◆ Required work: The answer should consist of every line in the material below that has the word "WebContent".
▽
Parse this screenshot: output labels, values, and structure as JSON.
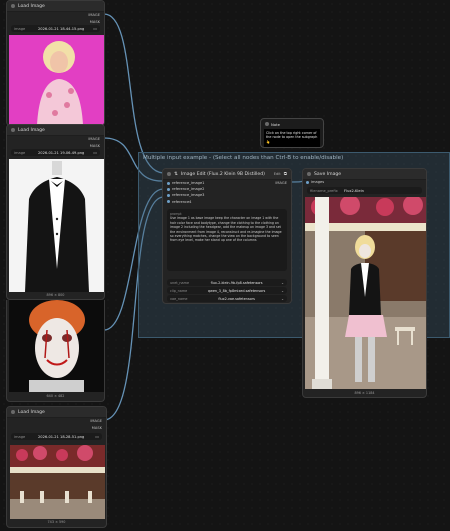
{
  "load_image_1": {
    "title": "Load Image",
    "outputs": [
      "IMAGE",
      "MASK"
    ],
    "image_label": "image",
    "image_value": "2026-01-21 18-44-15.png"
  },
  "load_image_2": {
    "title": "Load Image",
    "outputs": [
      "IMAGE",
      "MASK"
    ],
    "image_label": "image",
    "image_value": "2026-01-21 19-06-49.png",
    "size_caption": "896 × 800"
  },
  "load_image_3": {
    "size_caption": "640 × 482"
  },
  "load_image_4": {
    "title": "Load Image",
    "outputs": [
      "IMAGE",
      "MASK"
    ],
    "image_label": "image",
    "image_value": "2026-01-21 18-28-51.png",
    "size_caption": "743 × 590"
  },
  "note": {
    "title": "Note",
    "text": "Click on the top right corner of the node to open the subgraph 👆"
  },
  "group": {
    "title": "Multiple input example - (Select all nodes than Ctrl-B to enable/disable)"
  },
  "image_edit": {
    "title": "Image Edit (Flux.2 Klein 9B Distilled)",
    "tab": "Edit",
    "output": "IMAGE",
    "inputs": [
      "reference_image1",
      "reference_image2",
      "reference_image3",
      "reference4"
    ],
    "prompt_label": "prompt",
    "prompt_text": "Use image 1 as base image keep the character on image 1 with the hair color face and bodytype, change the clothing to the clothing on image 2 including the headgear, add the makeup on image 3 and set the environment from image 4, reconstruct and re-imagine the image so everything matches, change the view on the background to seen from eye level, make her stand up one of the columns",
    "selects": [
      {
        "label": "unet_name",
        "value": "flux-2-klein-9b-fp8.safetensors"
      },
      {
        "label": "clip_name",
        "value": "qwen_3_8b_fp8mixed.safetensors"
      },
      {
        "label": "vae_name",
        "value": "flux2-vae.safetensors"
      }
    ]
  },
  "save_image": {
    "title": "Save Image",
    "input": "images",
    "prefix_label": "filename_prefix",
    "prefix_value": "Flux2-Klein",
    "size_caption": "896 × 1184"
  },
  "colors": {
    "wire": "#6ea0c8",
    "group_border": "#3c5a6e",
    "canvas": "#141414",
    "node": "#232323"
  }
}
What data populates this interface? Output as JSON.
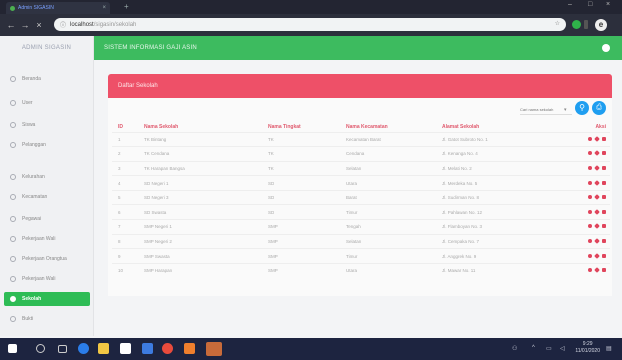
{
  "browser": {
    "tab_title": "Admin SIGASIN",
    "url_host": "localhost",
    "url_path": "/sigasin/sekolah"
  },
  "sidebar": {
    "brand": "ADMIN SIGASIN",
    "items": [
      {
        "label": "Beranda",
        "active": false
      },
      {
        "label": "User",
        "active": false
      },
      {
        "label": "Siswa",
        "active": false
      },
      {
        "label": "Pelanggan",
        "active": false
      },
      {
        "label": "Kelurahan",
        "active": false
      },
      {
        "label": "Kecamatan",
        "active": false
      },
      {
        "label": "Pegawai",
        "active": false
      },
      {
        "label": "Pekerjaan Wali",
        "active": false
      },
      {
        "label": "Pekerjaan Orangtua",
        "active": false
      },
      {
        "label": "Pekerjaan Wali",
        "active": false
      },
      {
        "label": "Sekolah",
        "active": true
      },
      {
        "label": "Bukti",
        "active": false
      }
    ]
  },
  "header": {
    "title": "SISTEM INFORMASI GAJI ASIN"
  },
  "card": {
    "title": "Daftar Sekolah",
    "search_placeholder": "Cari nama sekolah",
    "columns": [
      "ID",
      "Nama Sekolah",
      "Nama Tingkat",
      "Nama Kecamatan",
      "Alamat Sekolah",
      "Aksi"
    ],
    "rows": [
      [
        "1",
        "TK Bintang",
        "TK",
        "Kecamatan Barat",
        "Jl. Gatot Subroto No. 1",
        ""
      ],
      [
        "2",
        "TK Cendana",
        "TK",
        "Cendana",
        "Jl. Kenanga No. 4",
        ""
      ],
      [
        "3",
        "TK Harapan Bangsa",
        "TK",
        "Selatan",
        "Jl. Melati No. 2",
        ""
      ],
      [
        "4",
        "SD Negeri 1",
        "SD",
        "Utara",
        "Jl. Merdeka No. 5",
        ""
      ],
      [
        "5",
        "SD Negeri 3",
        "SD",
        "Barat",
        "Jl. Sudirman No. 8",
        ""
      ],
      [
        "6",
        "SD Swasta",
        "SD",
        "Timur",
        "Jl. Pahlawan No. 12",
        ""
      ],
      [
        "7",
        "SMP Negeri 1",
        "SMP",
        "Tengah",
        "Jl. Flamboyan No. 3",
        ""
      ],
      [
        "8",
        "SMP Negeri 2",
        "SMP",
        "Selatan",
        "Jl. Cempaka No. 7",
        ""
      ],
      [
        "9",
        "SMP Swasta",
        "SMP",
        "Timur",
        "Jl. Anggrek No. 9",
        ""
      ],
      [
        "10",
        "SMP Harapan",
        "SMP",
        "Utara",
        "Jl. Mawar No. 11",
        ""
      ]
    ]
  },
  "taskbar": {
    "time": "9:29",
    "date": "11/01/2020"
  },
  "colors": {
    "header_green": "#3dbb5f",
    "card_red": "#ee5068",
    "accent_blue": "#1f9ef0",
    "active_green": "#2ebc55"
  }
}
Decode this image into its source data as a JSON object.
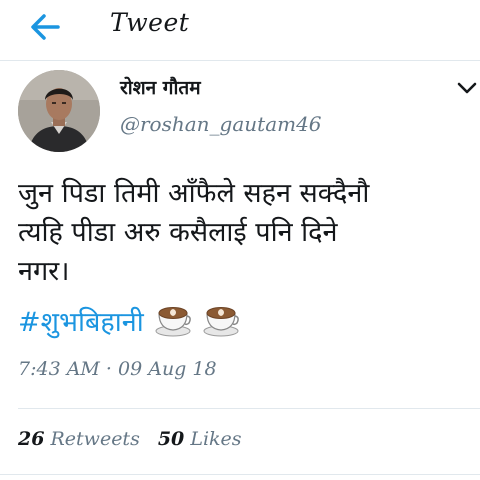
{
  "header": {
    "title": "Tweet"
  },
  "user": {
    "name": "रोशन गौतम",
    "handle": "@roshan_gautam46"
  },
  "tweet": {
    "line1": "जुन पिडा तिमी आँफैले सहन सक्दैनौ",
    "line2": "त्यहि पीडा अरु कसैलाई पनि दिने",
    "line3": "नगर।",
    "hashtag": "#शुभबिहानी",
    "emoji": [
      "coffee-icon",
      "coffee-icon"
    ]
  },
  "meta": {
    "timestamp": "7:43 AM · 09 Aug 18"
  },
  "stats": {
    "retweets_count": "26",
    "retweets_label": "Retweets",
    "likes_count": "50",
    "likes_label": "Likes"
  },
  "colors": {
    "accent": "#1b95e0",
    "muted": "#657786",
    "text": "#14171a",
    "divider": "#e1e8ed"
  }
}
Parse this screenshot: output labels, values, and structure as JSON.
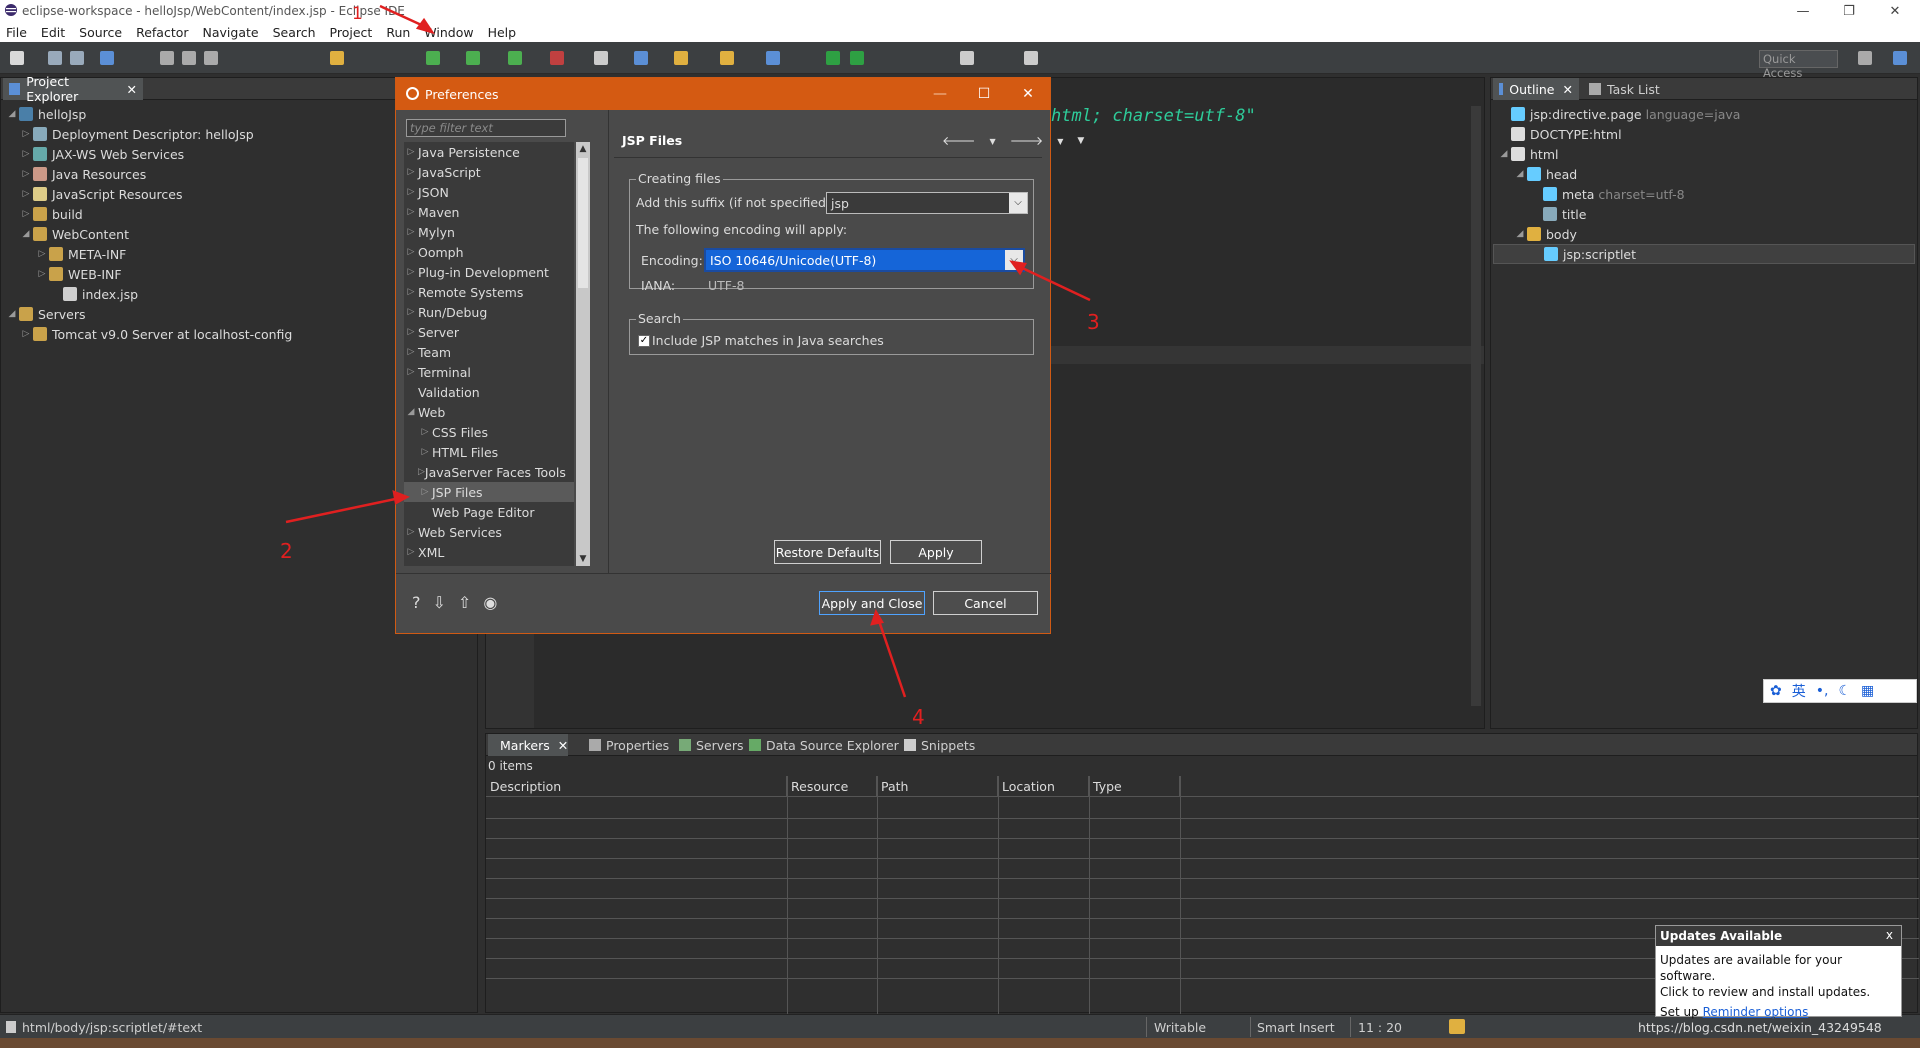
{
  "window": {
    "title": "eclipse-workspace - helloJsp/WebContent/index.jsp - Eclipse IDE",
    "controls": {
      "minimize": "—",
      "restore": "❐",
      "close": "✕"
    }
  },
  "menu": {
    "items": [
      {
        "label": "File"
      },
      {
        "label": "Edit"
      },
      {
        "label": "Source"
      },
      {
        "label": "Refactor"
      },
      {
        "label": "Navigate"
      },
      {
        "label": "Search"
      },
      {
        "label": "Project"
      },
      {
        "label": "Run"
      },
      {
        "label": "Window"
      },
      {
        "label": "Help"
      }
    ]
  },
  "toolbar": {
    "quick_access": "Quick Access"
  },
  "project_explorer": {
    "tab_label": "Project Explorer",
    "tree": [
      {
        "label": "helloJsp",
        "arrow": "◢",
        "icon": "project-icon"
      },
      {
        "label": "Deployment Descriptor: helloJsp",
        "arrow": "▷",
        "icon": "descriptor-icon"
      },
      {
        "label": "JAX-WS Web Services",
        "arrow": "▷",
        "icon": "webservice-icon"
      },
      {
        "label": "Java Resources",
        "arrow": "▷",
        "icon": "java-resources-icon"
      },
      {
        "label": "JavaScript Resources",
        "arrow": "▷",
        "icon": "javascript-resources-icon"
      },
      {
        "label": "build",
        "arrow": "▷",
        "icon": "folder-icon"
      },
      {
        "label": "WebContent",
        "arrow": "◢",
        "icon": "folder-icon"
      },
      {
        "label": "META-INF",
        "arrow": "▷",
        "icon": "folder-icon"
      },
      {
        "label": "WEB-INF",
        "arrow": "▷",
        "icon": "folder-icon"
      },
      {
        "label": "index.jsp",
        "arrow": "",
        "icon": "jsp-file-icon"
      },
      {
        "label": "Servers",
        "arrow": "◢",
        "icon": "folder-icon"
      },
      {
        "label": "Tomcat v9.0 Server at localhost-config",
        "arrow": "▷",
        "icon": "folder-icon"
      }
    ]
  },
  "editor": {
    "visible_code": "html; charset=utf-8\""
  },
  "outline": {
    "tab_label": "Outline",
    "tab2_label": "Task List",
    "tree": [
      {
        "label": "jsp:directive.page",
        "detail": "language=java"
      },
      {
        "label": "DOCTYPE:html",
        "detail": ""
      },
      {
        "label": "html",
        "detail": ""
      },
      {
        "label": "head",
        "detail": ""
      },
      {
        "label": "meta",
        "detail": "charset=utf-8"
      },
      {
        "label": "title",
        "detail": ""
      },
      {
        "label": "body",
        "detail": ""
      },
      {
        "label": "jsp:scriptlet",
        "detail": ""
      }
    ]
  },
  "ime_bar": {
    "lang": "英",
    "punct": "•,"
  },
  "preferences_dialog": {
    "title": "Preferences",
    "filter_placeholder": "type filter text",
    "tree": [
      {
        "label": "Java Persistence",
        "arrow": "▷"
      },
      {
        "label": "JavaScript",
        "arrow": "▷"
      },
      {
        "label": "JSON",
        "arrow": "▷"
      },
      {
        "label": "Maven",
        "arrow": "▷"
      },
      {
        "label": "Mylyn",
        "arrow": "▷"
      },
      {
        "label": "Oomph",
        "arrow": "▷"
      },
      {
        "label": "Plug-in Development",
        "arrow": "▷"
      },
      {
        "label": "Remote Systems",
        "arrow": "▷"
      },
      {
        "label": "Run/Debug",
        "arrow": "▷"
      },
      {
        "label": "Server",
        "arrow": "▷"
      },
      {
        "label": "Team",
        "arrow": "▷"
      },
      {
        "label": "Terminal",
        "arrow": "▷"
      },
      {
        "label": "Validation",
        "arrow": ""
      },
      {
        "label": "Web",
        "arrow": "◢"
      },
      {
        "label": "CSS Files",
        "arrow": "▷"
      },
      {
        "label": "HTML Files",
        "arrow": "▷"
      },
      {
        "label": "JavaServer Faces Tools",
        "arrow": "▷"
      },
      {
        "label": "JSP Files",
        "arrow": "▷"
      },
      {
        "label": "Web Page Editor",
        "arrow": ""
      },
      {
        "label": "Web Services",
        "arrow": "▷"
      },
      {
        "label": "XML",
        "arrow": "▷"
      }
    ],
    "page": {
      "title": "JSP Files",
      "creating_files_label": "Creating files",
      "suffix_label": "Add this suffix (if not specified):",
      "suffix_value": "jsp",
      "encoding_apply_text": "The following encoding will apply:",
      "encoding_label": "Encoding:",
      "encoding_value": "ISO 10646/Unicode(UTF-8)",
      "iana_label": "IANA:",
      "iana_value": "UTF-8",
      "search_label": "Search",
      "include_jsp_label": "Include JSP matches in Java searches",
      "include_jsp_checked": true,
      "restore_defaults": "Restore Defaults",
      "apply": "Apply"
    },
    "apply_and_close": "Apply and Close",
    "cancel": "Cancel"
  },
  "markers": {
    "tabs": [
      "Markers",
      "Properties",
      "Servers",
      "Data Source Explorer",
      "Snippets"
    ],
    "item_count": "0 items",
    "columns": [
      "Description",
      "Resource",
      "Path",
      "Location",
      "Type"
    ]
  },
  "statusbar": {
    "path": "html/body/jsp:scriptlet/#text",
    "writable": "Writable",
    "insert_mode": "Smart Insert",
    "position": "11 : 20"
  },
  "updates_popup": {
    "title": "Updates Available",
    "close": "x",
    "line1": "Updates are available for your software.",
    "line2": "Click to review and install updates.",
    "setup_text": "Set up",
    "reminder_link": "Reminder options"
  },
  "watermark": "https://blog.csdn.net/weixin_43249548",
  "annotations": [
    "1",
    "2",
    "3",
    "4"
  ],
  "colors": {
    "accent": "#d45a12",
    "selection": "#1565d8",
    "annotation": "#e02020"
  }
}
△
◆ Written answer:
    "title": "eclipse-workspace - helloJsp/WebContent/index.jsp - Eclipse IDE",
        "label": "WebContent",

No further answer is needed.